(Required work): Where a line of the material includes the string "activities", copy that line.

***

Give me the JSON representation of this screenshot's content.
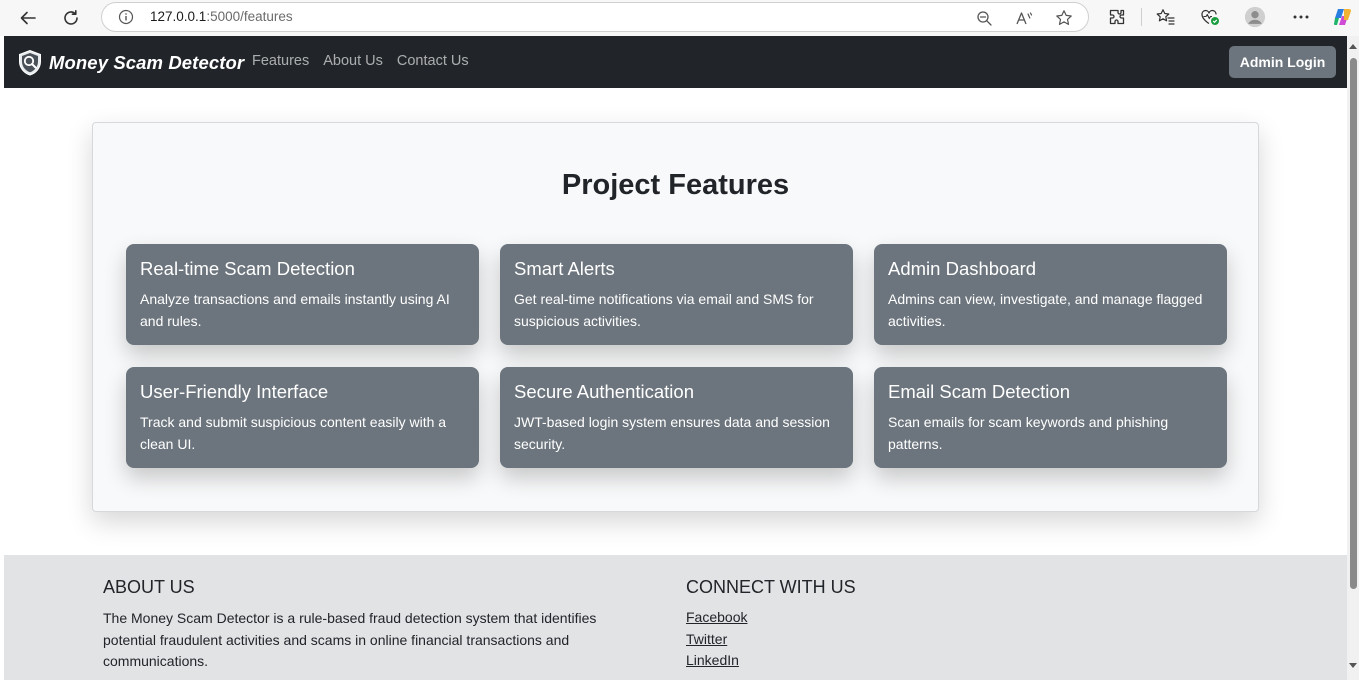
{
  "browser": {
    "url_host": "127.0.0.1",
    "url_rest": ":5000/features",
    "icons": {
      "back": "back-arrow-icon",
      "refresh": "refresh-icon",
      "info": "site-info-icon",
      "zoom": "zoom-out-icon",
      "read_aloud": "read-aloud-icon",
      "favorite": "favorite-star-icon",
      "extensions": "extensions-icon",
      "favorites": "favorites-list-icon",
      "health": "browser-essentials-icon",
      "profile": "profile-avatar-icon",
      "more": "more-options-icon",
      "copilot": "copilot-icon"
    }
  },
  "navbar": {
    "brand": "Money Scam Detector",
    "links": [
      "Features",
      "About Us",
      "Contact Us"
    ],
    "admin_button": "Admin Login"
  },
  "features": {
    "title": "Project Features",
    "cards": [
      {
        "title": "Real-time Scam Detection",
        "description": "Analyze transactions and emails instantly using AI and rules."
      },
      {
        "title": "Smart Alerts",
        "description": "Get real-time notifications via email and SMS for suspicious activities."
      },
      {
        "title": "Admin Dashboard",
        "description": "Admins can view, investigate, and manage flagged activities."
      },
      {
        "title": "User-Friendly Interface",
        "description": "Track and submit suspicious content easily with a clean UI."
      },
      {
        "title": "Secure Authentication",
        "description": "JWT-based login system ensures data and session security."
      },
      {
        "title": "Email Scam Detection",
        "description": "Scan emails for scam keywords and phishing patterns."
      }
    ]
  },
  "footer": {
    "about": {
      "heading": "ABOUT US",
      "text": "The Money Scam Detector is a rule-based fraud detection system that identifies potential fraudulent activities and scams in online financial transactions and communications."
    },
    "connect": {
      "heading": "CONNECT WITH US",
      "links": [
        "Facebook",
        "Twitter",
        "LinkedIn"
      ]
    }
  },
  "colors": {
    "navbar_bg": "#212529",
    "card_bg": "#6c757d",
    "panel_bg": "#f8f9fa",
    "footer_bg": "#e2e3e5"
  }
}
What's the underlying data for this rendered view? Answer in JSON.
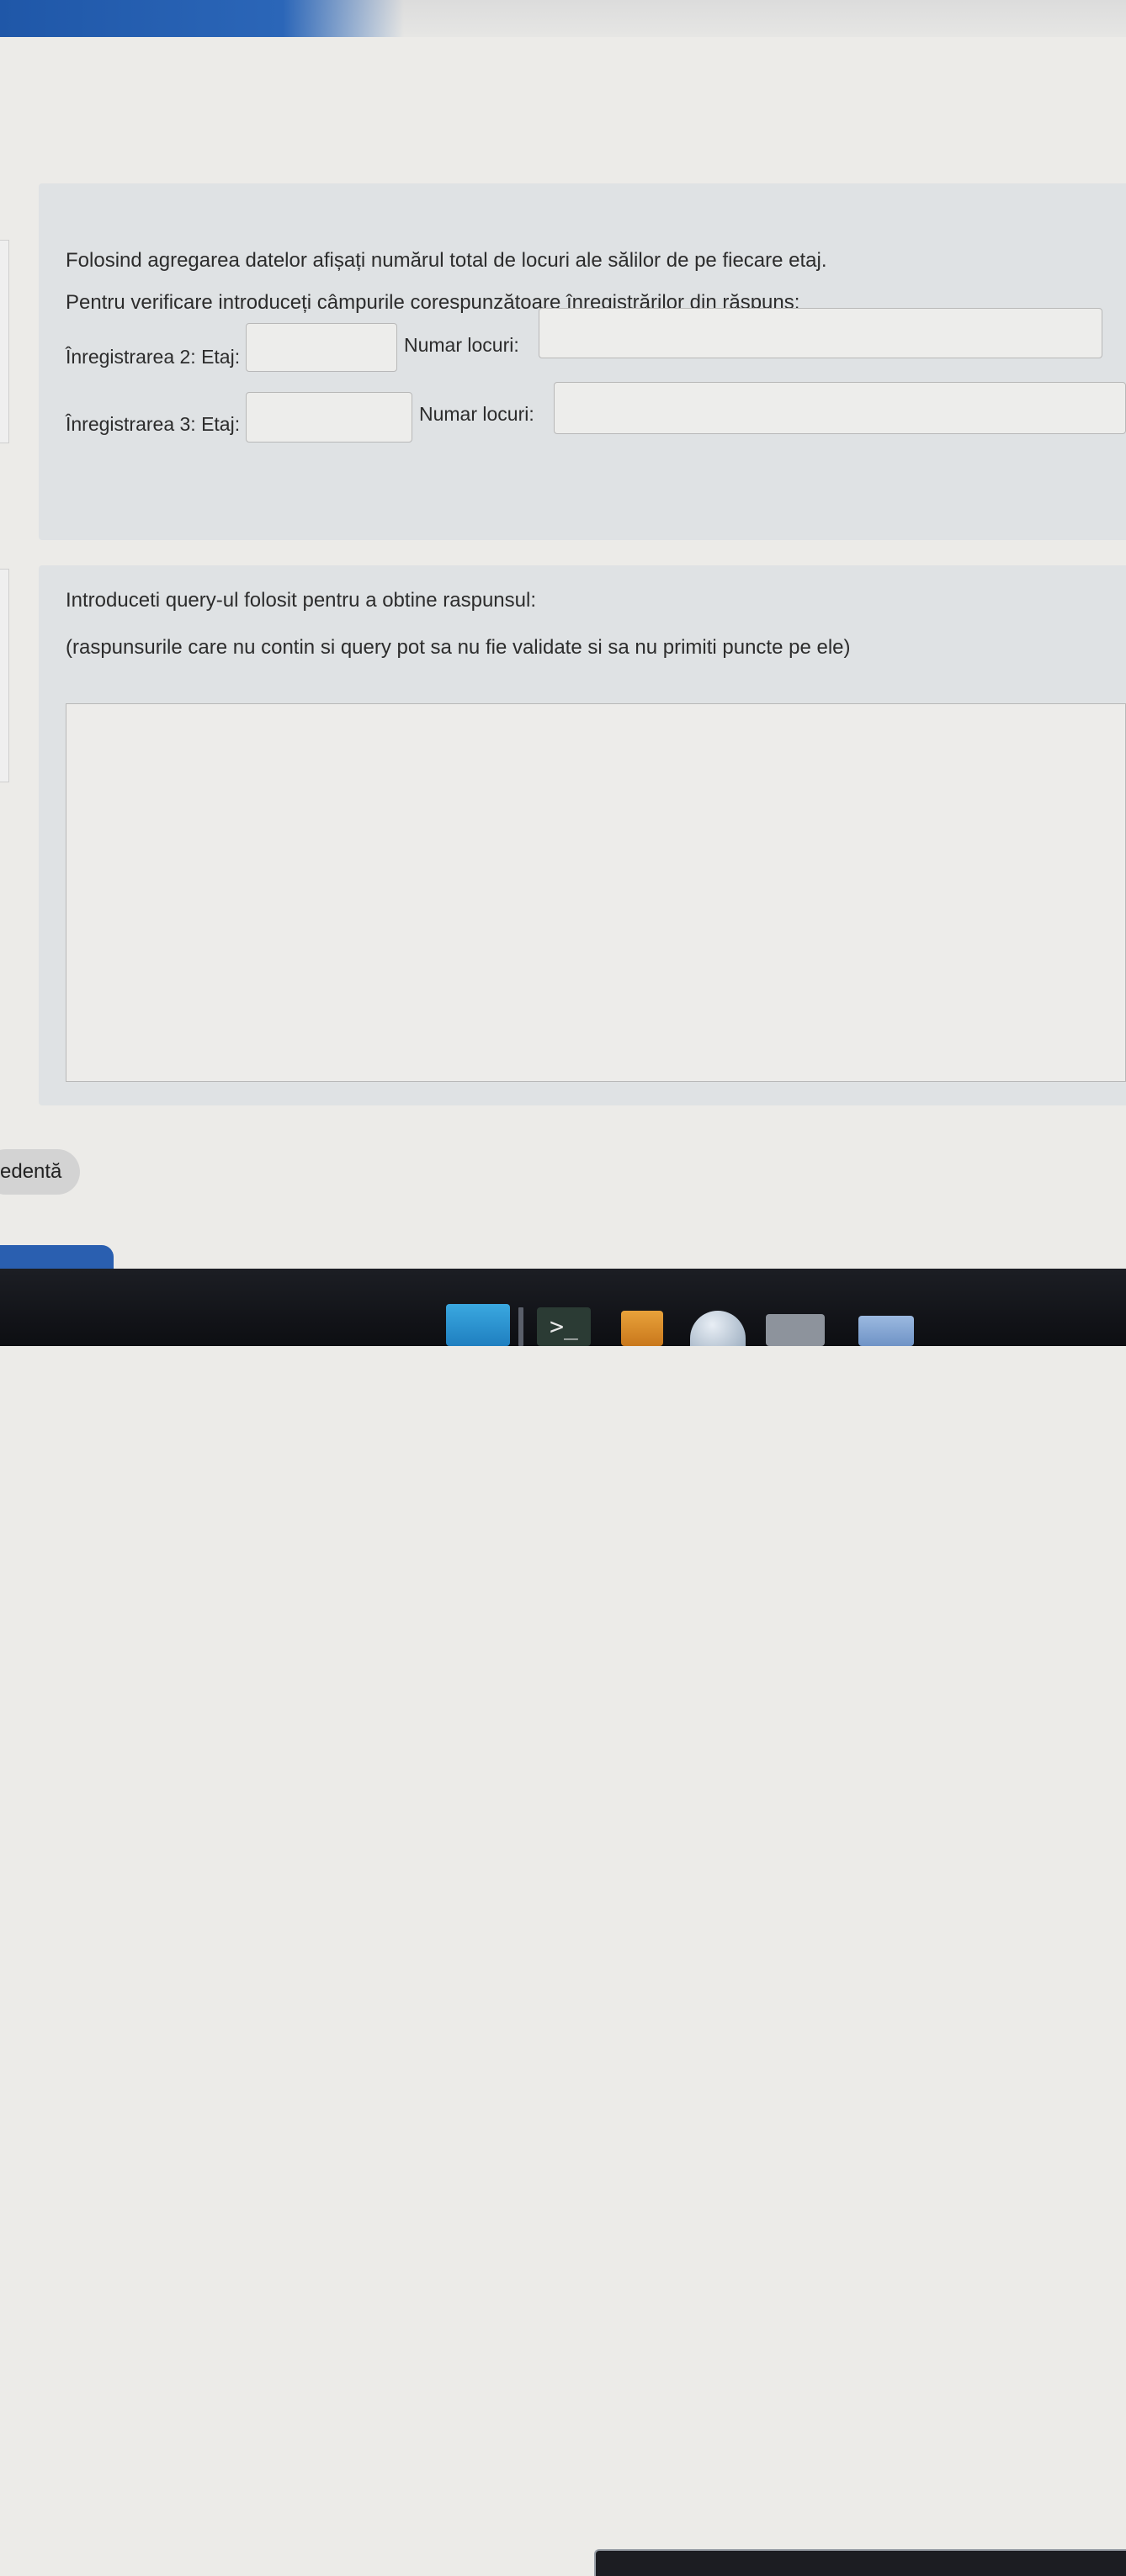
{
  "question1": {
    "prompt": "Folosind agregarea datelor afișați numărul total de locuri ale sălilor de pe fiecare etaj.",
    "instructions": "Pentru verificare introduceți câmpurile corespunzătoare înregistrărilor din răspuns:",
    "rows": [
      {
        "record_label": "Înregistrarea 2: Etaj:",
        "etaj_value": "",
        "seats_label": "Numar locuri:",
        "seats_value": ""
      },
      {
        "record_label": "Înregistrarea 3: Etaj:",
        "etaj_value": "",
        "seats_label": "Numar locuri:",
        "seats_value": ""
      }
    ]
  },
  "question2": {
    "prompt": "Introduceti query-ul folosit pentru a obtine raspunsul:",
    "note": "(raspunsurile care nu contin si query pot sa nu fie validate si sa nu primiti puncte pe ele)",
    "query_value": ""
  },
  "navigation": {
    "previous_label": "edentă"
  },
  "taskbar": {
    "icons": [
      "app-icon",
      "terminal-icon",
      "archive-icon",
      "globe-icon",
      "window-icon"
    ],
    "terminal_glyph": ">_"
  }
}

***

(Exercise answer):
        "description": "Get real-time notifications via email and SMS for suspicious activities."
        "description": "Admins can view, investigate, and manage flagged activities."
      "text": "The Money Scam Detector is a rule-based fraud detection system that identifies potential fraudulent activities and scams in online financial transactions and communications."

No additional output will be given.